Fighter jets and broad-hatted Mexican cowboys controlled Independence Day celebration in Mexico.
President Felipe Calderon reviewed the troops that marched through Mexico City's enormous Zocalo square, where his supporters and opponents, divided by metal fences and thousands of police, held competing Independence Day events the night before.
"The diversity and plurality that characterize us ... should unite us and not be a reason for animosity and division," Calderon said Sunday.
In keeping with tradition, Calderon launched Independence Day festivities by stepping out on a National Palace balcony at 11 p.m. (0400GMT) Saturday and crying, "Viva Mexico!" Hundreds of Mexicans gathered below in the Zocalo answered with shouts of "Viva!" as well.
Earlier, in another corner of the plaza, thousands of Calderon's detractors led by Sen. Rosario Ibarra held their own "grito," or cry of independence, reflecting lingering conflicts over last year's tight presidential election.
Ibarra is an ally of leftist leader Andres Manuel Lopez Obrador, who claims his narrow loss to Calderon in July 2006 was illegitimate.
Despite the tension, the two groups avoided violence.
Pro- and anti-Calderon factions staked out their turf in the Zocalo days ahead of time. The president's office set up metal fencing in front of the National Palace while Lopez Obrador's supporters set up tents on the square's opposite end.
Mexicans arriving for the nighttime celebration went through metal detectors and were received by blaring speakers on opposite sides of the plaza competing for their attention - and making it impossible to hear.

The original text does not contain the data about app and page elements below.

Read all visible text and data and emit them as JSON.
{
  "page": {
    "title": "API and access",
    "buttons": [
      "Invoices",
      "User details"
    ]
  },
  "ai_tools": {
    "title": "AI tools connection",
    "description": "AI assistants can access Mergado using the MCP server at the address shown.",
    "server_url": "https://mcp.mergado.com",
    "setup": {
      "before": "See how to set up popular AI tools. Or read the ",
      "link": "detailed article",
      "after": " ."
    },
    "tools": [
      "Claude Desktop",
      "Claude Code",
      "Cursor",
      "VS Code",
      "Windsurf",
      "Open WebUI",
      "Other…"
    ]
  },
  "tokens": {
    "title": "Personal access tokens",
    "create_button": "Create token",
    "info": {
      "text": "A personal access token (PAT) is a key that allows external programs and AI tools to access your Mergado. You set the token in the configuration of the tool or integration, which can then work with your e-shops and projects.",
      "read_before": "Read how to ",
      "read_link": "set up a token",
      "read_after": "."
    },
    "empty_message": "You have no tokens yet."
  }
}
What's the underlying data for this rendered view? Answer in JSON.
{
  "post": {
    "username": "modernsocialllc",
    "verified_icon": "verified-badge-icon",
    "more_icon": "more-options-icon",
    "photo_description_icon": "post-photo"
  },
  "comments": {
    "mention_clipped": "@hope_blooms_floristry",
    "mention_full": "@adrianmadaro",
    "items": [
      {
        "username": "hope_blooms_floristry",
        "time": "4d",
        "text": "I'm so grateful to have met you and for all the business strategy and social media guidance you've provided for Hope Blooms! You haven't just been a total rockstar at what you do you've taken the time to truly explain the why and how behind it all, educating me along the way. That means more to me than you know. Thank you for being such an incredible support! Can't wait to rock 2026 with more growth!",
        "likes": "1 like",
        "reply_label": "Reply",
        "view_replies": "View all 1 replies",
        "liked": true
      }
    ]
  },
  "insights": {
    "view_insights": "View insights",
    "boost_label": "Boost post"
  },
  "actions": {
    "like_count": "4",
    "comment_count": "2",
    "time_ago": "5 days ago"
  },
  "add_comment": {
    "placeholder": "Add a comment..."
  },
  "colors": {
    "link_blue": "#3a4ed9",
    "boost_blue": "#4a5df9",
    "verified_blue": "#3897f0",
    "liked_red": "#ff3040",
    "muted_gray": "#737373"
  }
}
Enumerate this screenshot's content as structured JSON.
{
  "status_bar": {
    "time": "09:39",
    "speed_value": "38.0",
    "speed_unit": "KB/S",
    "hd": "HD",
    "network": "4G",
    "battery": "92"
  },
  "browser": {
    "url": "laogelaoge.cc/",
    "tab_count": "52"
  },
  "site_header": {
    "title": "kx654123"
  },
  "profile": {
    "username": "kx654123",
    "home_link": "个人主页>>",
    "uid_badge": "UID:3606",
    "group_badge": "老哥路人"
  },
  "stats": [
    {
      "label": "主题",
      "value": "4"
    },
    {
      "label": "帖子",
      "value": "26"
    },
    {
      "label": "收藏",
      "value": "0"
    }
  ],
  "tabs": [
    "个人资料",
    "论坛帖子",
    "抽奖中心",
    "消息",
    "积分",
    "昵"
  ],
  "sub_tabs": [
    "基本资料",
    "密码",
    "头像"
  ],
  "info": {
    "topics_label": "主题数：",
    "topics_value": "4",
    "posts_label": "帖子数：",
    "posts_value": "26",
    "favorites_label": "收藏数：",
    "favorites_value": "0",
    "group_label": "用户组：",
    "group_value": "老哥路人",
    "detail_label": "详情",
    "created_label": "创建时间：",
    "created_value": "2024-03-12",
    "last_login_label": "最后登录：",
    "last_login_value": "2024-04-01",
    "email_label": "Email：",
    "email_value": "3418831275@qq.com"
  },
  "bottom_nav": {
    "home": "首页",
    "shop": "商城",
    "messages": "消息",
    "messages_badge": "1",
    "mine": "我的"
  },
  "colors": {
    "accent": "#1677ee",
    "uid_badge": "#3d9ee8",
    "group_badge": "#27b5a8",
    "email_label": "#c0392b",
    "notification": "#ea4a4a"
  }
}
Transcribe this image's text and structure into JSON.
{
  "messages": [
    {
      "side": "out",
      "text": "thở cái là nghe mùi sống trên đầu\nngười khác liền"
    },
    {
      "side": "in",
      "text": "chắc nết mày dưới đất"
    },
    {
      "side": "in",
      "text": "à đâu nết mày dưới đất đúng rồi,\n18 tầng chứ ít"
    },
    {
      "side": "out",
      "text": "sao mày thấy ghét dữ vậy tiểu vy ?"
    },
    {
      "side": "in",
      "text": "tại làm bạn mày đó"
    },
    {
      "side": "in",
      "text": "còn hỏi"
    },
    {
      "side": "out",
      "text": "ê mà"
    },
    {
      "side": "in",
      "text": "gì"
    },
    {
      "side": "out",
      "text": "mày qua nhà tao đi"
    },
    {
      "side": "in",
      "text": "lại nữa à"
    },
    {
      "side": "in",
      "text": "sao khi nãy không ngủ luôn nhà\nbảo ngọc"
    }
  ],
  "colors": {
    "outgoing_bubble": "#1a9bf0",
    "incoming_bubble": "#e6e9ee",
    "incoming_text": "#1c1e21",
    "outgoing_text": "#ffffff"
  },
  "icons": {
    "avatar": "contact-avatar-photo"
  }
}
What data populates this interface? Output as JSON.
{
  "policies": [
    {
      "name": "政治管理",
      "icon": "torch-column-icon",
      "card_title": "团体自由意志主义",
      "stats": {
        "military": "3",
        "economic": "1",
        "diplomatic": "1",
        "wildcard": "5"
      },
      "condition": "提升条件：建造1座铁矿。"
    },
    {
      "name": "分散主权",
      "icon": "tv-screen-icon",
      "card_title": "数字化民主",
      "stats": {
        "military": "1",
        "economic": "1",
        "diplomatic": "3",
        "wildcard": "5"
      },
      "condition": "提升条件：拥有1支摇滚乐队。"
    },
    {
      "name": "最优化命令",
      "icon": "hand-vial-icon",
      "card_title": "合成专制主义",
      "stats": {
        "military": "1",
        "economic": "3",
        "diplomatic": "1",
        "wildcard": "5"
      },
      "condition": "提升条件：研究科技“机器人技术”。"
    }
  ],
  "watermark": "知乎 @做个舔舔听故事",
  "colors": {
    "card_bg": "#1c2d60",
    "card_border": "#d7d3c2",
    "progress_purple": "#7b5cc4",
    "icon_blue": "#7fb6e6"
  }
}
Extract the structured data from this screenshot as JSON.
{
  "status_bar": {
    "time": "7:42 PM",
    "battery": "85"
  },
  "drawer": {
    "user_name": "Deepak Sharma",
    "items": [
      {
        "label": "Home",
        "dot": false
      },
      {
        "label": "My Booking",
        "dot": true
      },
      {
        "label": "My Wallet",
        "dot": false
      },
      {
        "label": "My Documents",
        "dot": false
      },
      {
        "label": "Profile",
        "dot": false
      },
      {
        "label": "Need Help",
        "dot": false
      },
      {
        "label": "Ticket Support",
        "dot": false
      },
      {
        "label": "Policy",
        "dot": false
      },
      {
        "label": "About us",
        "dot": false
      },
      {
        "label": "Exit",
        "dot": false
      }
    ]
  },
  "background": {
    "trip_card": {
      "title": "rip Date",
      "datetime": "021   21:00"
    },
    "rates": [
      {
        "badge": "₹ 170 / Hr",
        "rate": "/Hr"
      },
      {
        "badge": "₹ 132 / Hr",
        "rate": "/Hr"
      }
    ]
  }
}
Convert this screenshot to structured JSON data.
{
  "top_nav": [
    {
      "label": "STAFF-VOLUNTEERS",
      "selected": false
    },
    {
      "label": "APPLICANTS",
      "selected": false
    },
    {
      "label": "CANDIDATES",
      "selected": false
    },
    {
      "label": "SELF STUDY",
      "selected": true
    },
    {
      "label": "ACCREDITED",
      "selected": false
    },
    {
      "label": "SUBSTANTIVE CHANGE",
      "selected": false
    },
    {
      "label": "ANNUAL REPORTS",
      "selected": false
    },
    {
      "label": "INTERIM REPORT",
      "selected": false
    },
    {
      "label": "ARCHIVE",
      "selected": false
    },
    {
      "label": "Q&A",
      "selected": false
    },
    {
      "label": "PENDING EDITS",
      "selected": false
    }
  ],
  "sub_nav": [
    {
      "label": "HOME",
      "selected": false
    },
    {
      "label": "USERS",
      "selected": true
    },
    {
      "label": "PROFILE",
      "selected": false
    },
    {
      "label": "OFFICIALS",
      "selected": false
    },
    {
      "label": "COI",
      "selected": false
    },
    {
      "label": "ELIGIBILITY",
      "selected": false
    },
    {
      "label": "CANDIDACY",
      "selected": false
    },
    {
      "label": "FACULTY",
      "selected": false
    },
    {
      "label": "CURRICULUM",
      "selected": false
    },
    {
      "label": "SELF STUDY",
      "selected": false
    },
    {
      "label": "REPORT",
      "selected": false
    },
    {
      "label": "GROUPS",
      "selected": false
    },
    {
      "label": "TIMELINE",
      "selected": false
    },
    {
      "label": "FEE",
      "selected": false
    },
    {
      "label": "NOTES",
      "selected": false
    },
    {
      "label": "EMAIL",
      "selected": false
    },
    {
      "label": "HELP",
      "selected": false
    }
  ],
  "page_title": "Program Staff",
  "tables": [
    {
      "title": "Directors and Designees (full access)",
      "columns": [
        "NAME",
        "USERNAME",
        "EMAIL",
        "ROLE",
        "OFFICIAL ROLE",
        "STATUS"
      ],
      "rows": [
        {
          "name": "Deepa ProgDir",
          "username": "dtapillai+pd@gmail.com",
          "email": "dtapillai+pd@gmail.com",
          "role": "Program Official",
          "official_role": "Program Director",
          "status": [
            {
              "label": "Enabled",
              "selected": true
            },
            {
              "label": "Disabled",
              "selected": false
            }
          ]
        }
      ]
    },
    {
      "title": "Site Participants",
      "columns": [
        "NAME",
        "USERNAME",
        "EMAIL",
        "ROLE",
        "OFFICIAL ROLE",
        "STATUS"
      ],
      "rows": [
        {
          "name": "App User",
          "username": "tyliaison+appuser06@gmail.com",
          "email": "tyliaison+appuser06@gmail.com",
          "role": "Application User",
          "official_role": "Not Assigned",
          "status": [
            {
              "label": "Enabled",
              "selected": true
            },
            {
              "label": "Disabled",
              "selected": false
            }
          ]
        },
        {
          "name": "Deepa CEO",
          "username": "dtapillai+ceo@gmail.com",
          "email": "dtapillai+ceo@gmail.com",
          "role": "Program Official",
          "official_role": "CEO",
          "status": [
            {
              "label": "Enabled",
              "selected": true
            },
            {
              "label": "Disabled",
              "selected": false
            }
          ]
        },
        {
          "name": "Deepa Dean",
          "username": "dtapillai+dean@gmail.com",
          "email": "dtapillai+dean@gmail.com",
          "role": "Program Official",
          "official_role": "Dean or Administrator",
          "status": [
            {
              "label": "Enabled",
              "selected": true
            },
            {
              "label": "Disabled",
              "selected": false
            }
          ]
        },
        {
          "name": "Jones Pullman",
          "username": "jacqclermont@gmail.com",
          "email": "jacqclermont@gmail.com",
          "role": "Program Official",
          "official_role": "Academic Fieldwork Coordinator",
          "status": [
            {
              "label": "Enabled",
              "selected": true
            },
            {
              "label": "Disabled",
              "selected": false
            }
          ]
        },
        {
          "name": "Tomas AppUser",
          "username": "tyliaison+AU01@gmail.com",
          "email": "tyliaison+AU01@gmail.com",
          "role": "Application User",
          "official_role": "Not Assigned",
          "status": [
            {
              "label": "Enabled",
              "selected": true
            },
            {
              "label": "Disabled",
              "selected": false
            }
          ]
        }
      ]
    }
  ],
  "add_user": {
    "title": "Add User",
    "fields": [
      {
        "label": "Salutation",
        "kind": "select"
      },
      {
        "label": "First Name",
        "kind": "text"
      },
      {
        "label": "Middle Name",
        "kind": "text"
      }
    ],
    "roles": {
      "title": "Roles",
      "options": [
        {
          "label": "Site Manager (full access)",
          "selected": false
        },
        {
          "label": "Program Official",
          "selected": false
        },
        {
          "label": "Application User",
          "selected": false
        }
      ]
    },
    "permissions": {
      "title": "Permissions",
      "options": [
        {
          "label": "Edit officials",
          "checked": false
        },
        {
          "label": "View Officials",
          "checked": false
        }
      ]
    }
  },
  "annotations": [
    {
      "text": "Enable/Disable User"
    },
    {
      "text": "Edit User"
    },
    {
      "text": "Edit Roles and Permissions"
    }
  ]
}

Russian Foreign Minister Sergei Lavrov announced the termination of diplomatic relations with NATO at a time when US Secretary of Defense Lloyd Austin ended a meeting in Georgia with his counterpart